In China, a class is comprised of 50 students who stay in one classroom all day. When classes change, the teachers come to them. It was a shock for her, she said, to experience all the students pouring out into the halls at Henry when the bell rang, and to have to change classes.
“We only have five minutes between classes, to go to the rest room or go to your locker. I am so rushed, I am running all the time. Patrick Henry is like a circle. At first, I couldn’t find the classrooms. At the four minute bell I asked students, â€˜Where is the room?’ The students are really friendly, they would always show me. Now I can find my way.”
She said she gets very hungry during the day because she has second lunch, at 12:40 p.m. “I don’t eat school lunch, I bring my own. I don’t like hamburgers or fast food. Food has been a big adjustment. Also, at first, I was worried about making friends. I joined the tennis team and they were training before school started.” That helped, she added, because then she already knew some students when she started classes.
She said she has had a few language problems. “In China, all the students have to learn English, but we don’t speak it every day, only in class time. My host family has helped me a lot. This morning, they told me I say â€˜ax’ instead of â€˜ask.'”
Colloquialisms have also been a challenge, she added. “When we say â€˜yes’ in China, we say â€˜um.’ Nobody understands that here, so now I say â€˜uh-huh.’ But when I say â€˜uh-huh’ to my mother in China, she gets confused.”
She looks forward to attending St. Benedict, she said, because there are special accommodations for parents. “My parents will come and see me there for one or two weeks. They have never been to the U.S. before.”
Han said that if she passes all her tests (including the MCA, Minnesota Comprehensive Assessment, a state test required for high school graduation) she will receive a Patrick Henry diploma. She has already passed all her tests at her Chinese high school, so if she wants to, she could also receive a diploma from that school. Chinese school terms are similar to American, with six years of elementary school, three years of junior high and three years of high school. She likes American high schools, she said, because students get to choose what classes they want to take; in China, they don’t have that option.
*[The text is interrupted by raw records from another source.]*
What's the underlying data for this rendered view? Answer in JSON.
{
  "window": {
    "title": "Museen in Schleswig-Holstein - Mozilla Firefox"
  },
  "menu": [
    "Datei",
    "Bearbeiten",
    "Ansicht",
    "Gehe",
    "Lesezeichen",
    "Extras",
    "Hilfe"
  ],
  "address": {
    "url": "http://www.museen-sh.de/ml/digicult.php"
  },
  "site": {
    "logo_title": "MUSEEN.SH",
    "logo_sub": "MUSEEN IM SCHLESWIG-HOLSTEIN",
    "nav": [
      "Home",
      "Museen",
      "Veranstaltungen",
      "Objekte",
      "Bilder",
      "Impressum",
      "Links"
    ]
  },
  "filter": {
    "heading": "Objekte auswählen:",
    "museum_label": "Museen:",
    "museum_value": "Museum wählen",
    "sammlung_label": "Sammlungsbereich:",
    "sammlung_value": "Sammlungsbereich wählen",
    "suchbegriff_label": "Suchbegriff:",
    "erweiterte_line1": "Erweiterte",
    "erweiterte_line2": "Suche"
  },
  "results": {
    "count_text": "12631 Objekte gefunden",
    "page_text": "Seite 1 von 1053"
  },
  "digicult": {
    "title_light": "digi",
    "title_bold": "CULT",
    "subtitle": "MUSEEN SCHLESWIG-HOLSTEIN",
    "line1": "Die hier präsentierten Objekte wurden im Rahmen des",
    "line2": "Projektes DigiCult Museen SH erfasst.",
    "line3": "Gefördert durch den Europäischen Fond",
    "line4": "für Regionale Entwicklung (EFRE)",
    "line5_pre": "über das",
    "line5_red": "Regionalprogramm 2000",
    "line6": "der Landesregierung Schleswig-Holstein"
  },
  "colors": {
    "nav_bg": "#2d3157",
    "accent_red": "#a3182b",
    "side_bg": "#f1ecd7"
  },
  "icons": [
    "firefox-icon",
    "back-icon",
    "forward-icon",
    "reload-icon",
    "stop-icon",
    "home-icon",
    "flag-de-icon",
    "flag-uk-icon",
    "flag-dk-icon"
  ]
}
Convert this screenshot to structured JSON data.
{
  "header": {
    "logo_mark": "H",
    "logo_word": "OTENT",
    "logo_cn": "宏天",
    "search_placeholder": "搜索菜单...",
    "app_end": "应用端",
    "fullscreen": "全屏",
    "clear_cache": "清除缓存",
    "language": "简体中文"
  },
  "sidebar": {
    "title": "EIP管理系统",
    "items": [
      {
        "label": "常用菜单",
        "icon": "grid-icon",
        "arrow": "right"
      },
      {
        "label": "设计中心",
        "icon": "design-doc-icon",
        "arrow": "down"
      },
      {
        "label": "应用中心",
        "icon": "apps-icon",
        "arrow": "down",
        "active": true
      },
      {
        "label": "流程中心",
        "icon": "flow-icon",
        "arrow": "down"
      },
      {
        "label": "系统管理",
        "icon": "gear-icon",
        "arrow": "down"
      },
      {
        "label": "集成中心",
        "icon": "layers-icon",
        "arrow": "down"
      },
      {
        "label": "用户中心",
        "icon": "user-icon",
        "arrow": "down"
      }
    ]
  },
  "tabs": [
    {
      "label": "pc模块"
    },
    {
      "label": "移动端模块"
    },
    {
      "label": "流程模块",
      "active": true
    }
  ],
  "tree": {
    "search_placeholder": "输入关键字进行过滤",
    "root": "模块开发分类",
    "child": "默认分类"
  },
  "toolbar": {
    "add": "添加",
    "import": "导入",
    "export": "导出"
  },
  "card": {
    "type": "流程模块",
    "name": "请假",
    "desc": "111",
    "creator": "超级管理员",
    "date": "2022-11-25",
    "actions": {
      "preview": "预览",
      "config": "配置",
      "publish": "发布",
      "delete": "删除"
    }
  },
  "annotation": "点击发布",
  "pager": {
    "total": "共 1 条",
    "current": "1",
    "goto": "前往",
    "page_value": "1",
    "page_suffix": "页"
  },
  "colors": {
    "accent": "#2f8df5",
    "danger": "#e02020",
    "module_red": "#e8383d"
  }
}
She said she has enjoyed living with her host family and having two little sisters, ages 5 and 10. They have taken her all over the Twin Cities, and recently to a cabin up north. Last winter, she said, although she was outdoors a lot, her hosts wouldn’t let her shovel show. “They said that was a bad thing. But if I visit them next year, they said they would let me shovel snow.” At her 19th birthday party last month, she said her hosts made her a banner that read, “Jinxi is officially a Minnesotan!”
Tom Murray, administrative teacher on special assignment at Henry, said that Han is “energetic, fearless, and funny. It has been a pleasure having her here this year. She always cheers everybody up.” Han has likely inspired some Henry students to apply for China study abroad programs, he added. She also loves to learn languages, and has been learning Hmong and Japanese.
Han said she has enjoyed her American high school experience very much. In general, she added, “I am having a pretty good time.”